**Description of the task**
Where does the word "true" occur in the data below? Copy each line that holds it.

(Stored items from a collection)
################

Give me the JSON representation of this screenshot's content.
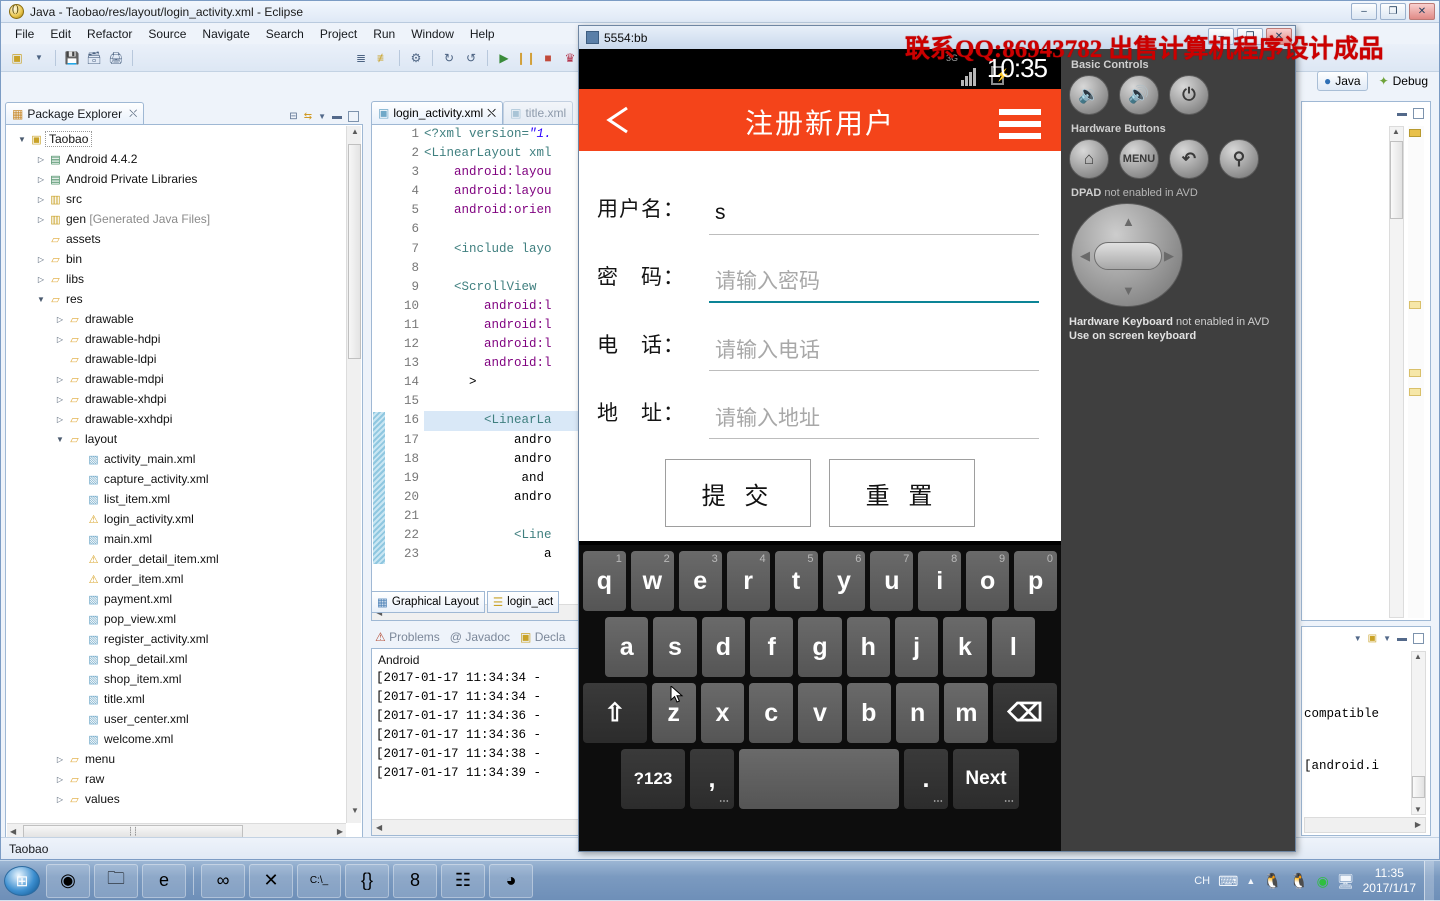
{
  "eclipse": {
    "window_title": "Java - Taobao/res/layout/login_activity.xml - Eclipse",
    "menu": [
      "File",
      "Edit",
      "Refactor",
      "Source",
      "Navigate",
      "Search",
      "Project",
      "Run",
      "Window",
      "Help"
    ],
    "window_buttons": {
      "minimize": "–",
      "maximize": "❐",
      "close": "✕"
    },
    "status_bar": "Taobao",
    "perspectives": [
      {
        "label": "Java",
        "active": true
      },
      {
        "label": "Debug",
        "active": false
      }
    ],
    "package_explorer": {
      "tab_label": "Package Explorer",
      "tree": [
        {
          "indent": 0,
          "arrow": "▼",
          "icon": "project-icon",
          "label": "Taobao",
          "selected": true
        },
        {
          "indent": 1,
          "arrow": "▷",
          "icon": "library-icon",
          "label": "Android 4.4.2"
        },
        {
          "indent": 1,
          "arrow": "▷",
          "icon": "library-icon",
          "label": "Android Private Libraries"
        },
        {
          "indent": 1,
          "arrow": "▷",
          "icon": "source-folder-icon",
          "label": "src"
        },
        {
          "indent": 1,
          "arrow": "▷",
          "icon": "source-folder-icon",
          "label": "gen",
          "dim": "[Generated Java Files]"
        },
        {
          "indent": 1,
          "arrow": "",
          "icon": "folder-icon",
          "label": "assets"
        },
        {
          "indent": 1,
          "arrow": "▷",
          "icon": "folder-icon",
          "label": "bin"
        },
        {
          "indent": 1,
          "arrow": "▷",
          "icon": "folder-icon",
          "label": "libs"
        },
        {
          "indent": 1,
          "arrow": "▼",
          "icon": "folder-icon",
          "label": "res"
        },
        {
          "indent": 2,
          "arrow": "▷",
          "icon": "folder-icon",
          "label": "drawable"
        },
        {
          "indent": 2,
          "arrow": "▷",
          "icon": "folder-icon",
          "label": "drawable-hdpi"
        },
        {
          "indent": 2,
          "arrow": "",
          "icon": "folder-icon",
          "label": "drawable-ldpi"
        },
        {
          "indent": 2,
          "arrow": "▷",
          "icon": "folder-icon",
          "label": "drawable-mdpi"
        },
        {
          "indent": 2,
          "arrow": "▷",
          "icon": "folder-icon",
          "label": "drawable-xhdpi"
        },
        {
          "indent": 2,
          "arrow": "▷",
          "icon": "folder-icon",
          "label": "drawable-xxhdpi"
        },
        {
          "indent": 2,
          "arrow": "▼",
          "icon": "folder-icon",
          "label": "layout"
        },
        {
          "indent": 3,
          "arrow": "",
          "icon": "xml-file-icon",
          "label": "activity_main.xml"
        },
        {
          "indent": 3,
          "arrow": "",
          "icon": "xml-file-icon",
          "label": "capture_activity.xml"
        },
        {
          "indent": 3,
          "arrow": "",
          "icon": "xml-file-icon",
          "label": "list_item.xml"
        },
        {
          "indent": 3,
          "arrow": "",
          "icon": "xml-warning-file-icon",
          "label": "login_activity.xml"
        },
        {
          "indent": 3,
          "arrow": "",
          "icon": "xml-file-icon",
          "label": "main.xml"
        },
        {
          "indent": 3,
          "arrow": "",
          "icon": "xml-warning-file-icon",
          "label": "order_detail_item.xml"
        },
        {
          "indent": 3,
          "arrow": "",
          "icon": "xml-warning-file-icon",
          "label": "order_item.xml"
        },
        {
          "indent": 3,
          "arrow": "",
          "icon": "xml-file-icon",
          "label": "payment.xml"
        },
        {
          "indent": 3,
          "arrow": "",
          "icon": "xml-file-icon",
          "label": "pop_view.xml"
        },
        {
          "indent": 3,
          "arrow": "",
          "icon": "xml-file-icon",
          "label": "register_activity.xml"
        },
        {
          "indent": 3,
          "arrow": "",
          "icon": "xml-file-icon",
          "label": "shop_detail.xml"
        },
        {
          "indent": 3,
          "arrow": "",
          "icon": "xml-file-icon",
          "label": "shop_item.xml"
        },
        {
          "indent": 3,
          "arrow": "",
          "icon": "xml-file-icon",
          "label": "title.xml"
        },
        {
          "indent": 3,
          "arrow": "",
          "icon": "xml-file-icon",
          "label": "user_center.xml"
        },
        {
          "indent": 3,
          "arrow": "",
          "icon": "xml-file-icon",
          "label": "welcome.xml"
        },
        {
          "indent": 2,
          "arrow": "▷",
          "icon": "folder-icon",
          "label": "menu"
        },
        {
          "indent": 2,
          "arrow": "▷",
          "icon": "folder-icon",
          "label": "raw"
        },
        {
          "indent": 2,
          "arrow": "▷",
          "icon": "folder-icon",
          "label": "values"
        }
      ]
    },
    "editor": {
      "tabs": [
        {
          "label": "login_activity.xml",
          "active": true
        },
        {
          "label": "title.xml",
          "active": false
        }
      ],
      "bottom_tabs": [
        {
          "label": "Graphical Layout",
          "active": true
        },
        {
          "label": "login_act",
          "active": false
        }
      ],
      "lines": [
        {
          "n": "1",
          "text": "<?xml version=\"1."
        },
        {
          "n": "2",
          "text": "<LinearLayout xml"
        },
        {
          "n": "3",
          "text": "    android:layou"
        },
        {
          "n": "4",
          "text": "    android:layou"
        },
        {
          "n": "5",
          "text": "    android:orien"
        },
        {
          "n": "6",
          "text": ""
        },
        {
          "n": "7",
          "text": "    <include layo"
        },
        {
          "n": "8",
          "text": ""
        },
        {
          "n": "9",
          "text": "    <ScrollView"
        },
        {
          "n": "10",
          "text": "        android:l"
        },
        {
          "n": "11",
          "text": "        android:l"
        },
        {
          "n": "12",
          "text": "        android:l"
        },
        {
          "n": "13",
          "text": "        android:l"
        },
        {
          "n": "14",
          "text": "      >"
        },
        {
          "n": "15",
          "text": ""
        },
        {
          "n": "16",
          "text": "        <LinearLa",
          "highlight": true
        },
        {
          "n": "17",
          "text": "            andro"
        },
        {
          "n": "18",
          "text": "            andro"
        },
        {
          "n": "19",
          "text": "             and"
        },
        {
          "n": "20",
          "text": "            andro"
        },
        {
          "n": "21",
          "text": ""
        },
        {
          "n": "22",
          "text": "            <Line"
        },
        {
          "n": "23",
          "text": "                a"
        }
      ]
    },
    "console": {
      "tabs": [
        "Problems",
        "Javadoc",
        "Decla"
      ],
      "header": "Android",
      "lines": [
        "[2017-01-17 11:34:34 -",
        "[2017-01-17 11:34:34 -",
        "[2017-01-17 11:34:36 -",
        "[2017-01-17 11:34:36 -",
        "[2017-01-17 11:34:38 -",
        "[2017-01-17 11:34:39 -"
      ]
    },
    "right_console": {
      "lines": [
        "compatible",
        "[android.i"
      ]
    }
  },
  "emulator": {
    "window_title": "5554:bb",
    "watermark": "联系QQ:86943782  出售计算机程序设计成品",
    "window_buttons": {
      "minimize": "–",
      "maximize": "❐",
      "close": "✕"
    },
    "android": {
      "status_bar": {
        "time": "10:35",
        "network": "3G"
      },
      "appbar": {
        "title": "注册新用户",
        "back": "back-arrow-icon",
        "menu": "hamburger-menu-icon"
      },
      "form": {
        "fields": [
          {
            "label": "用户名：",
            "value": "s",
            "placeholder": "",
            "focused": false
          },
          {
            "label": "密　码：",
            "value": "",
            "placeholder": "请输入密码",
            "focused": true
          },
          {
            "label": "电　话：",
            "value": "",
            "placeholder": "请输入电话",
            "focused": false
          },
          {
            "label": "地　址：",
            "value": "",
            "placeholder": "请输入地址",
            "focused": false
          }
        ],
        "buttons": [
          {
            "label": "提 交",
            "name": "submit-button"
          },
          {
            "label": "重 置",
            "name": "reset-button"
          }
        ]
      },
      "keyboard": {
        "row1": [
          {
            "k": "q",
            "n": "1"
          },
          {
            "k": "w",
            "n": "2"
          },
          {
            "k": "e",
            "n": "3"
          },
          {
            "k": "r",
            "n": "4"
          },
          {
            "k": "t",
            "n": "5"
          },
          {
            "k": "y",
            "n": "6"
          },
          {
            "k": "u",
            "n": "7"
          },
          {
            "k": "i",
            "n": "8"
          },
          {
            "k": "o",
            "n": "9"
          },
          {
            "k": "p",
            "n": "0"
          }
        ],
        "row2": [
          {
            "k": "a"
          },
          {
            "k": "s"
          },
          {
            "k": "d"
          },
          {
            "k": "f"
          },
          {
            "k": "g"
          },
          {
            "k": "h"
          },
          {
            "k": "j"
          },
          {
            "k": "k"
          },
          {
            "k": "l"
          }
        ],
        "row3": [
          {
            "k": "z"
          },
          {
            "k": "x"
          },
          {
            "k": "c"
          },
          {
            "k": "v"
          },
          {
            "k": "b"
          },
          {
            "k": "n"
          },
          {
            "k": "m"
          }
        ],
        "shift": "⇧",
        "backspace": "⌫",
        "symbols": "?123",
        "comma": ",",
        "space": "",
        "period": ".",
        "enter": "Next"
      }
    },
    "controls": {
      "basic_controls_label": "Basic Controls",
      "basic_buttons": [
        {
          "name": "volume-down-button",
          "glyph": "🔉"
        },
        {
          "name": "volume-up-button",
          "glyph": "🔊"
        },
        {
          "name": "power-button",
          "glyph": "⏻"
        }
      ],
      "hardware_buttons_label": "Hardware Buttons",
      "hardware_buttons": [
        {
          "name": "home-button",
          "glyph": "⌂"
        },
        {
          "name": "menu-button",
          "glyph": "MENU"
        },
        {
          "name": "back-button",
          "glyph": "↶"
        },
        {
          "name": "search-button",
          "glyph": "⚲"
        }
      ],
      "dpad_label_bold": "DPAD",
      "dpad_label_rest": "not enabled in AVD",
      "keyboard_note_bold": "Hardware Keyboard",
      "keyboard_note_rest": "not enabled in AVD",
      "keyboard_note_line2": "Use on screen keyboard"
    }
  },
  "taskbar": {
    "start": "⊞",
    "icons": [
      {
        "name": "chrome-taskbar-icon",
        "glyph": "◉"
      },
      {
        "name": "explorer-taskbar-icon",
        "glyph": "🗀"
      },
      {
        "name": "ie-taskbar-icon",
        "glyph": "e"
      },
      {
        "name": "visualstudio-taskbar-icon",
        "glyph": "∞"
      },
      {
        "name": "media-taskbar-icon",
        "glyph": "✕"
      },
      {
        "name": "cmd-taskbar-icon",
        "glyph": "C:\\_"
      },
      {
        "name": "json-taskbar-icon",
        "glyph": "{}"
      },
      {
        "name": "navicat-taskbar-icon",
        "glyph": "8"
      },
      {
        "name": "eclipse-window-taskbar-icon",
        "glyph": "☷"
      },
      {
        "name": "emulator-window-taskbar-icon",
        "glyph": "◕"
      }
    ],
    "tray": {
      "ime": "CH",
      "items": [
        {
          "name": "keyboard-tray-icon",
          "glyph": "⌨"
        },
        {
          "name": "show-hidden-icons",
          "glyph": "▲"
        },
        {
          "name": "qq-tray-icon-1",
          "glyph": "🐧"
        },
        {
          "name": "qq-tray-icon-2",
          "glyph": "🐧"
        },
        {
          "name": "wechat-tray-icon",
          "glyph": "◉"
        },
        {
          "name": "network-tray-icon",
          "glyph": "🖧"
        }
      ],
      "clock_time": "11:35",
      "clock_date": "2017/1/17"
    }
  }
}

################

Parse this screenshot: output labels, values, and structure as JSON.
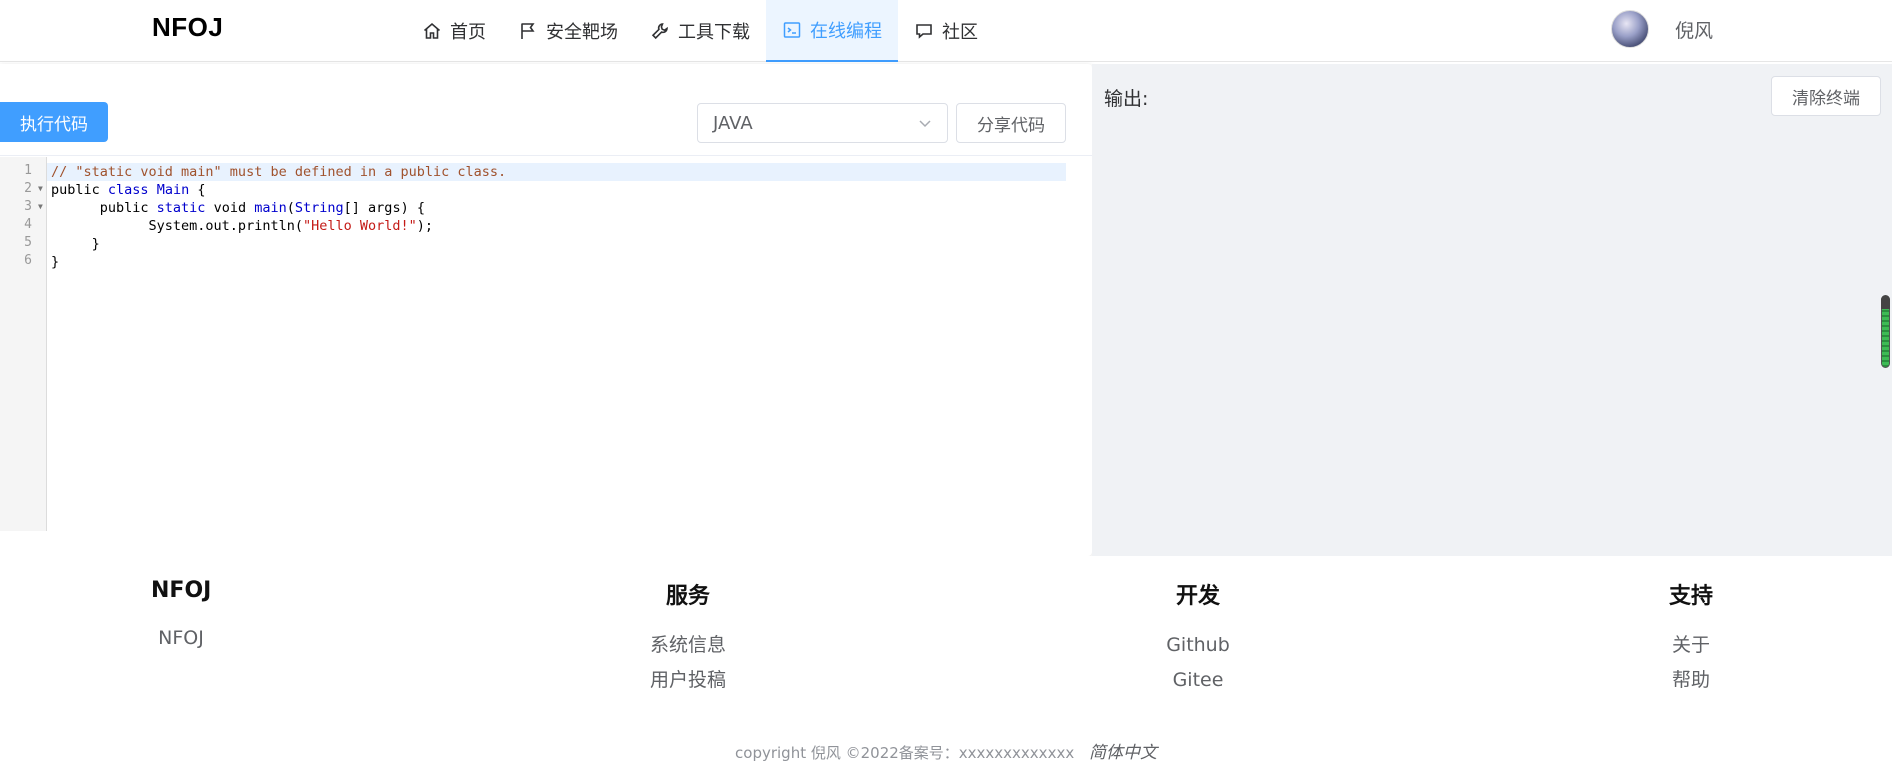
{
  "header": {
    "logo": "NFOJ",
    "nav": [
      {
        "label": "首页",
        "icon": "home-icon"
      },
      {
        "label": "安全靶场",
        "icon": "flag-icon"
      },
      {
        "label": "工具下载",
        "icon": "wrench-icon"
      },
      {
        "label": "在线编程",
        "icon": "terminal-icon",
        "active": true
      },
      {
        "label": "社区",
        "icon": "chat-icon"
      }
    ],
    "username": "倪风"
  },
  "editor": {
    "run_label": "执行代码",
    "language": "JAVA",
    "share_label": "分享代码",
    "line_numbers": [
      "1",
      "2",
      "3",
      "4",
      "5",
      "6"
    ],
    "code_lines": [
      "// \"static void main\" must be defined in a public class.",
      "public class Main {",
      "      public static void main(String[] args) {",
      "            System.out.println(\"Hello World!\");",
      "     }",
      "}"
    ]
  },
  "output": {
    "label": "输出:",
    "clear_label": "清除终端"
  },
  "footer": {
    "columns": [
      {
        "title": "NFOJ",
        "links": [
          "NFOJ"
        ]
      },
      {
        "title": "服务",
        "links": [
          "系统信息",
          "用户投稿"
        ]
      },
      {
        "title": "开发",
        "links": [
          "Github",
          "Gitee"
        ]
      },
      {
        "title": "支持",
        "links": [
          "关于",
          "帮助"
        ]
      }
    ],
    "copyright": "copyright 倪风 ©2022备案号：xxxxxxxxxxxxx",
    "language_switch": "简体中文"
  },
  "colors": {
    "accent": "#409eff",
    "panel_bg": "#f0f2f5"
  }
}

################

**Expected answer**
        "active": true
          "selected": true
          "active": true
          "active": true
          "highlight": true
            "focused": true
        "active": true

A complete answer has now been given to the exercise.